Had the red-carpet frenzy spun wildly out of control long before Sunday night’s Golden Globes? Of course. And in fact, it’s not a situation limited to the red carpet. On any given day, any fashion journalist will find in her or his mailbox a litany of e-mails from junior p.r.s across the industry boasting that “this or that house is delighted that this or that celebrity wore this or that dress/skirt/handbag/loafer to this or that event — or on the street outside of Starbucks.” The notification stream falls somewhere between tedious and embarrassing. However, most people in fashion know that if someone’s wearing a piece of something you love, you’ll probably mention it. If you don’t know whose it is, you’ll ask. If that makes us all shallow, so be it. We love clothes and are curious about them. When I love (or loathe) something, I’m interested in its maker. Here, then, in no particular order, my shallow take on what I loved from the Golden Globes.

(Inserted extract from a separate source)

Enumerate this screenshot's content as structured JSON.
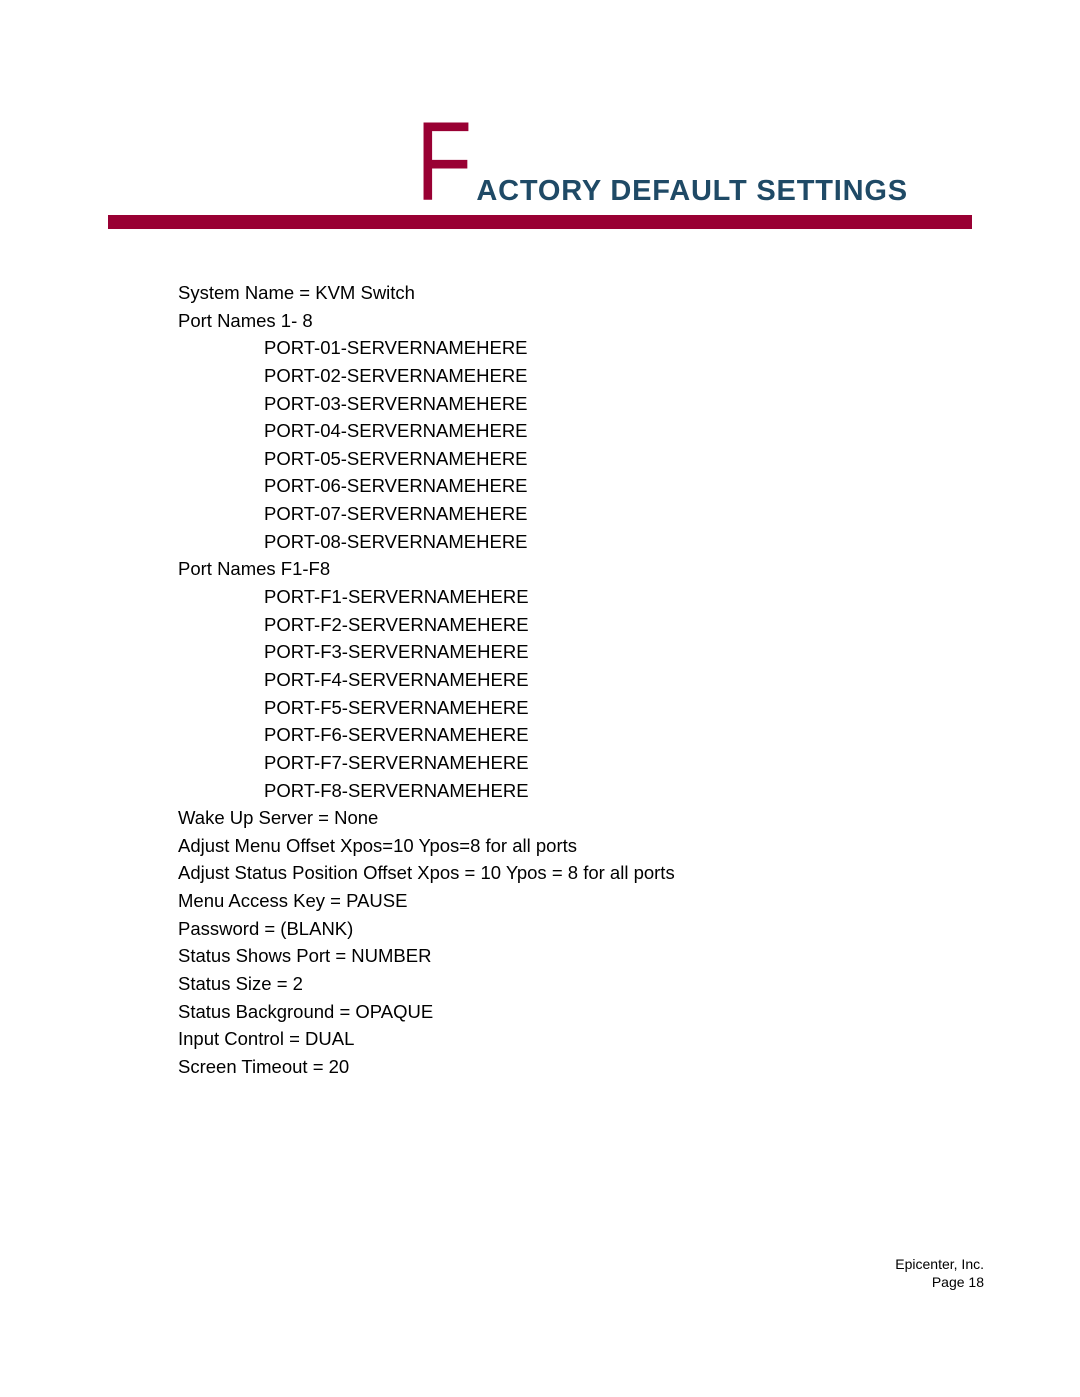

Viola Davis: With her glorious hair atop Brandon Maxwell’s classic-glam gown, Davis delivered a one-look treatise on celebrating one’s natural assets.

Nicole Kidman: Kidman’s beauty look was perfect. Her dress, Clare Waight Keller’s first major red-carpet outing for her new employer Givenchy — and her first couture creation — proved an impressive surprise, especially after Waight Keller’s less-than-stellar debut collection in October.

Margot Robbie: The shoulder of Robbie’s Gucci gown gave her look a hint of retro, which she wisely countered with simple hair. When the Globes all-black initiative was announced, I joked to someone, “There goes Gucci.” Wrong! It seems that Alessandro Michele is incapable of a misstep (at least with the lights up). Here, he proved as adept at rendering his decorative impulses in black, silver and crystals as in mixing every color under the sun.

Dakota Johnson: See above. Not only can Michele wow within specified parameters seemingly antithetical to his nature, he can also do plain to perfection — at least from the front view. With a jeweled belt buckle at her waist, Johnson looked chic and understated. The embroidery in back made for Gucci-fied delight.

Tracee Ellis Ross: The asymmetric halter of Marc Jacobs’ dress added a soupçon of eccentricity to a classic style. The turban heightened one of the evening’s most personality-driven looks.

Helen Mirren: Mirren managed to look divinely elegant and a bit racy in Zuhair Murad. Maybe it’s a British thing.

Kerry Washington: A simple silhouette, all a-glitter, by Prabal Gurung. Rogier Vivier’s booties added whimsy.

Kendall Jenner: A major model in a huge fluff explosion only a major model could pull off, but cut away by Giambatista Valli to show some leg. What’s not to love?

Naomi Campbell: The pact with the devil continues to pay dividends. The woman has not aged an iota in 25 years. She looked fabulous in Jean Paul Gaultier. But — no disrespect to Gaultier — with Naomi, the dress doesn’t matter.

Hong Chau: Chau worked the discreet side of seduction in a new-looking slipdress by Stella McCartney.

Mary J. Blige: Blige went where few dared venture — the glam diva route. She pulled it off brilliantly, in a sexy, velvet-and-mesh number that was a bit of a surprise from Alberta Ferretti.

Blanca Blanco: You’ve got to admire a gal who doesn’t cave to peer pressure. Blanco’s dress is by Atria Couture.